A Death In The Family: My Struggle Volume 1 by Karl Ove Knausgaard

I sit here, wearing my limited edition Knausgaard t-shirt, immensely grateful to the kind people at Vintage Books for their surprising gift of the first four novels (and aforementioned t-shirt) simply as a result of being able to post a comment on their YouTube Vlog. There may have been a hidden agenda, considering I'm a book blogger (What, interrobang, a book blogger, interrobang and so on...) but I prefer to believe they picked me at random. Because I'm ace. 
Nonetheless, I had no idea what to expect of these books. I did do a little reading, and found lots of very interesting articles about Karl Ove Knausgaard, including this entertaining one in the Wall Street Journal. But in all honesty, nothing prepared me for reading them, and I can see why they cause controversy and consternation wherever they are translated (which is pretty much everywhere).
First off, being intelligent and perspicacious readers as I trust you all to be, you will no doubt have spotted the whole Godwin&#…

The Minotaur Takes A Cigarette Break by Steven Sherrill

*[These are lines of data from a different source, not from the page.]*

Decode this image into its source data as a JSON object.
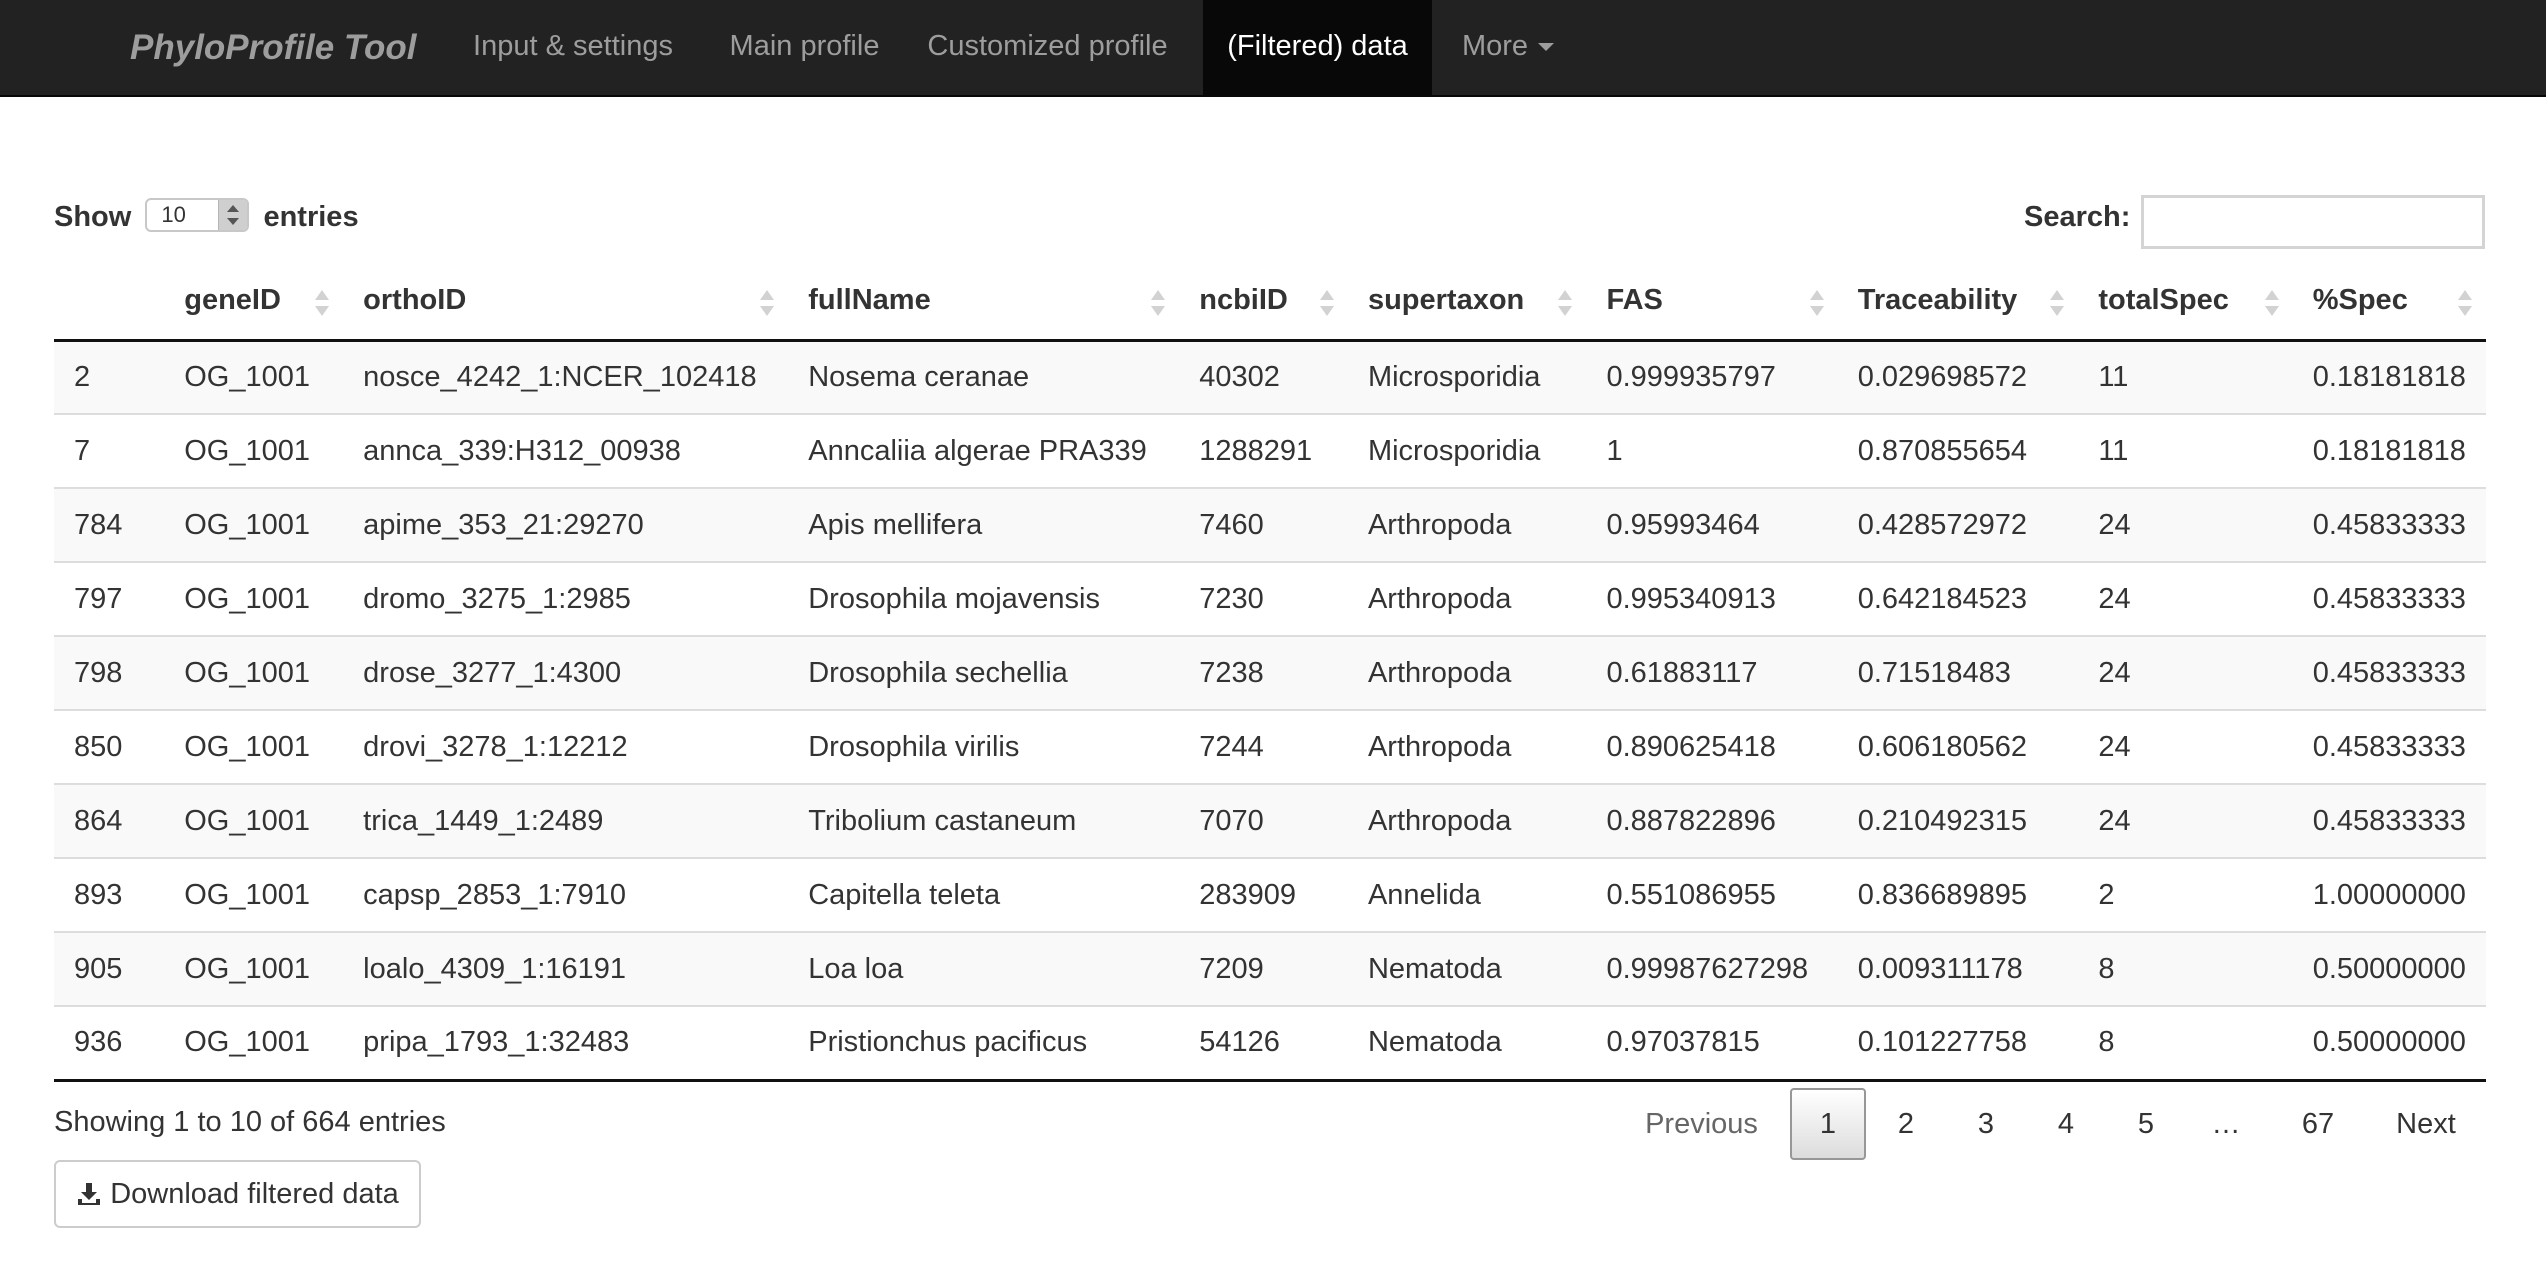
{
  "navbar": {
    "brand": "PhyloProfile Tool",
    "items": [
      {
        "label": "Input & settings"
      },
      {
        "label": "Main profile"
      },
      {
        "label": "Customized profile"
      },
      {
        "label": "(Filtered) data",
        "active": true
      },
      {
        "label": "More",
        "icon": "caret-down-icon"
      }
    ]
  },
  "controls": {
    "show_label": "Show",
    "entries_value": "10",
    "entries_label": "entries",
    "search_label": "Search:",
    "search_value": ""
  },
  "table": {
    "columns": [
      "",
      "geneID",
      "orthoID",
      "fullName",
      "ncbiID",
      "supertaxon",
      "FAS",
      "Traceability",
      "totalSpec",
      "%Spec"
    ],
    "rows": [
      [
        "2",
        "OG_1001",
        "nosce_4242_1:NCER_102418",
        "Nosema ceranae",
        "40302",
        "Microsporidia",
        "0.999935797",
        "0.029698572",
        "11",
        "0.18181818"
      ],
      [
        "7",
        "OG_1001",
        "annca_339:H312_00938",
        "Anncaliia algerae PRA339",
        "1288291",
        "Microsporidia",
        "1",
        "0.870855654",
        "11",
        "0.18181818"
      ],
      [
        "784",
        "OG_1001",
        "apime_353_21:29270",
        "Apis mellifera",
        "7460",
        "Arthropoda",
        "0.95993464",
        "0.428572972",
        "24",
        "0.45833333"
      ],
      [
        "797",
        "OG_1001",
        "dromo_3275_1:2985",
        "Drosophila mojavensis",
        "7230",
        "Arthropoda",
        "0.995340913",
        "0.642184523",
        "24",
        "0.45833333"
      ],
      [
        "798",
        "OG_1001",
        "drose_3277_1:4300",
        "Drosophila sechellia",
        "7238",
        "Arthropoda",
        "0.61883117",
        "0.71518483",
        "24",
        "0.45833333"
      ],
      [
        "850",
        "OG_1001",
        "drovi_3278_1:12212",
        "Drosophila virilis",
        "7244",
        "Arthropoda",
        "0.890625418",
        "0.606180562",
        "24",
        "0.45833333"
      ],
      [
        "864",
        "OG_1001",
        "trica_1449_1:2489",
        "Tribolium castaneum",
        "7070",
        "Arthropoda",
        "0.887822896",
        "0.210492315",
        "24",
        "0.45833333"
      ],
      [
        "893",
        "OG_1001",
        "capsp_2853_1:7910",
        "Capitella teleta",
        "283909",
        "Annelida",
        "0.551086955",
        "0.836689895",
        "2",
        "1.00000000"
      ],
      [
        "905",
        "OG_1001",
        "loalo_4309_1:16191",
        "Loa loa",
        "7209",
        "Nematoda",
        "0.99987627298",
        "0.009311178",
        "8",
        "0.50000000"
      ],
      [
        "936",
        "OG_1001",
        "pripa_1793_1:32483",
        "Pristionchus pacificus",
        "54126",
        "Nematoda",
        "0.97037815",
        "0.101227758",
        "8",
        "0.50000000"
      ]
    ]
  },
  "footer": {
    "info": "Showing 1 to 10 of 664 entries",
    "pagination": {
      "previous": "Previous",
      "pages": [
        "1",
        "2",
        "3",
        "4",
        "5"
      ],
      "current_page": "1",
      "ellipsis": "…",
      "last_page": "67",
      "next": "Next"
    },
    "download_label": "Download filtered data",
    "download_icon": "download-icon"
  }
}
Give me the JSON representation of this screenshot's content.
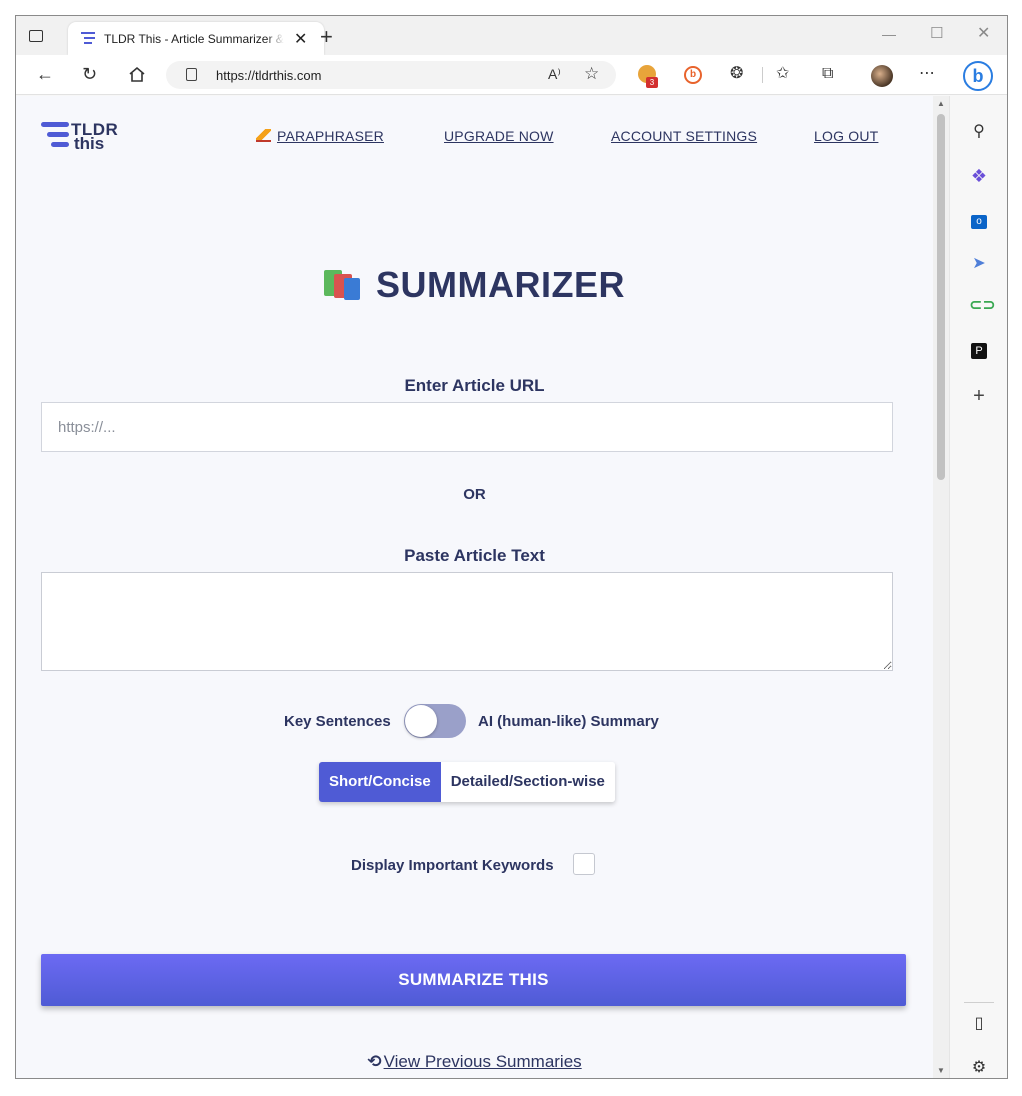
{
  "browser": {
    "tab_title": "TLDR This - Article Summarizer & Online Text Summarizing Tool",
    "url": "https://tldrthis.com",
    "extension_badge_count": "3",
    "bing_label": "b"
  },
  "site": {
    "logo_line1": "TLDR",
    "logo_line2": "this",
    "nav": {
      "paraphraser": "PARAPHRASER",
      "upgrade": "UPGRADE NOW",
      "account": "ACCOUNT SETTINGS",
      "logout": "LOG OUT"
    },
    "title": "SUMMARIZER",
    "url_label": "Enter Article URL",
    "url_placeholder": "https://...",
    "or_label": "OR",
    "paste_label": "Paste Article Text",
    "toggle": {
      "left_label": "Key Sentences",
      "right_label": "AI (human-like) Summary",
      "state": "off"
    },
    "length_options": {
      "short": "Short/Concise",
      "detailed": "Detailed/Section-wise",
      "selected": "short"
    },
    "keywords_label": "Display Important Keywords",
    "keywords_checked": false,
    "summarize_button": "SUMMARIZE THIS",
    "previous_link": "View Previous Summaries"
  },
  "colors": {
    "brand": "#4f5bd5",
    "text_dark": "#2d3561",
    "page_bg": "#f7f8fc"
  }
}
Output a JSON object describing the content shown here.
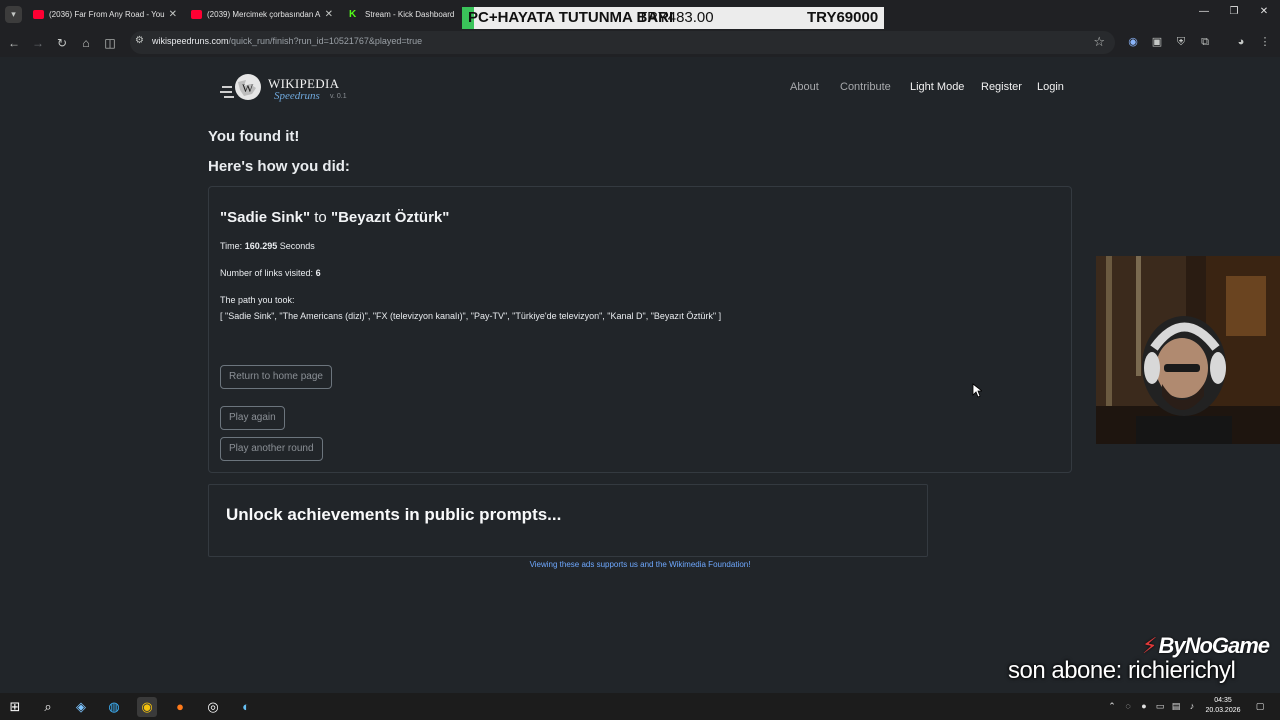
{
  "browser": {
    "tabs": [
      {
        "title": "(2036) Far From Any Road - You",
        "favicon": "youtube-icon"
      },
      {
        "title": "(2039) Mercimek çorbasından A",
        "favicon": "youtube-icon"
      },
      {
        "title": "Stream - Kick Dashboard",
        "favicon": "kick-icon"
      }
    ],
    "donation_banner": {
      "text": "PC+HAYATA TUTUNMA BARI",
      "amount_current": "TRY483.00",
      "amount_goal": "TRY69000"
    },
    "url_host": "wikispeedruns.com",
    "url_path": "/quick_run/finish?run_id=10521767&played=true"
  },
  "site": {
    "logo_wordmark": "WIKIPEDIA",
    "logo_subtitle": "Speedruns",
    "version": "v. 0.1",
    "nav": {
      "about": "About",
      "contribute": "Contribute",
      "light_mode": "Light Mode",
      "register": "Register",
      "login": "Login"
    }
  },
  "result": {
    "heading": "You found it!",
    "subheading": "Here's how you did:",
    "start": "\"Sadie Sink\"",
    "to_word": "to",
    "end": "\"Beyazıt Öztürk\"",
    "time_label": "Time:",
    "time_value": "160.295",
    "time_unit": "Seconds",
    "links_label": "Number of links visited:",
    "links_value": "6",
    "path_label": "The path you took:",
    "path_text": "[ \"Sadie Sink\", \"The Americans (dizi)\", \"FX (televizyon kanalı)\", \"Pay-TV\", \"Türkiye'de televizyon\", \"Kanal D\", \"Beyazıt Öztürk\" ]",
    "buttons": {
      "home": "Return to home page",
      "again": "Play again",
      "another": "Play another round"
    }
  },
  "promo": {
    "text": "Unlock achievements in public prompts...",
    "ad_note": "Viewing these ads supports us and the Wikimedia Foundation!"
  },
  "overlay": {
    "brand": "ByNoGame",
    "last_sub": "son abone: richierichyl"
  },
  "taskbar": {
    "time": "04:35",
    "date": "20.03.2026"
  }
}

It might be twelve years since I first read this novel, drawn to it as I was at the time by the obvious and, I thought before reading it, gimcrack gimmick of having a mythical beast as the protagonist in a story about love, loss, rage, impotence, hope in the dust-bowl of Raymond Carver’s middle America. I picked it up again recently because of the confluence of two events – one, I found my first naive review of it in a stack of old clippings from a newspaper for which I wrote nearly ten years ago, and two, because of the unexpected loss of my friend’s brother, a man who despite his own issues, once pushed me to explore new horizons (both personal and chemical) and whose favourite novel, he told me in 2007, paraphrasing the microcosmic line “Maybe he sleeps, maybe he doesn’t”, was this very book.
It feels a very American novel, if I can put it thus and betray my own prejudices, given it borrows from European myth (M is not alone – there’s a nymph working in a truck stop, playing Ms Pacm…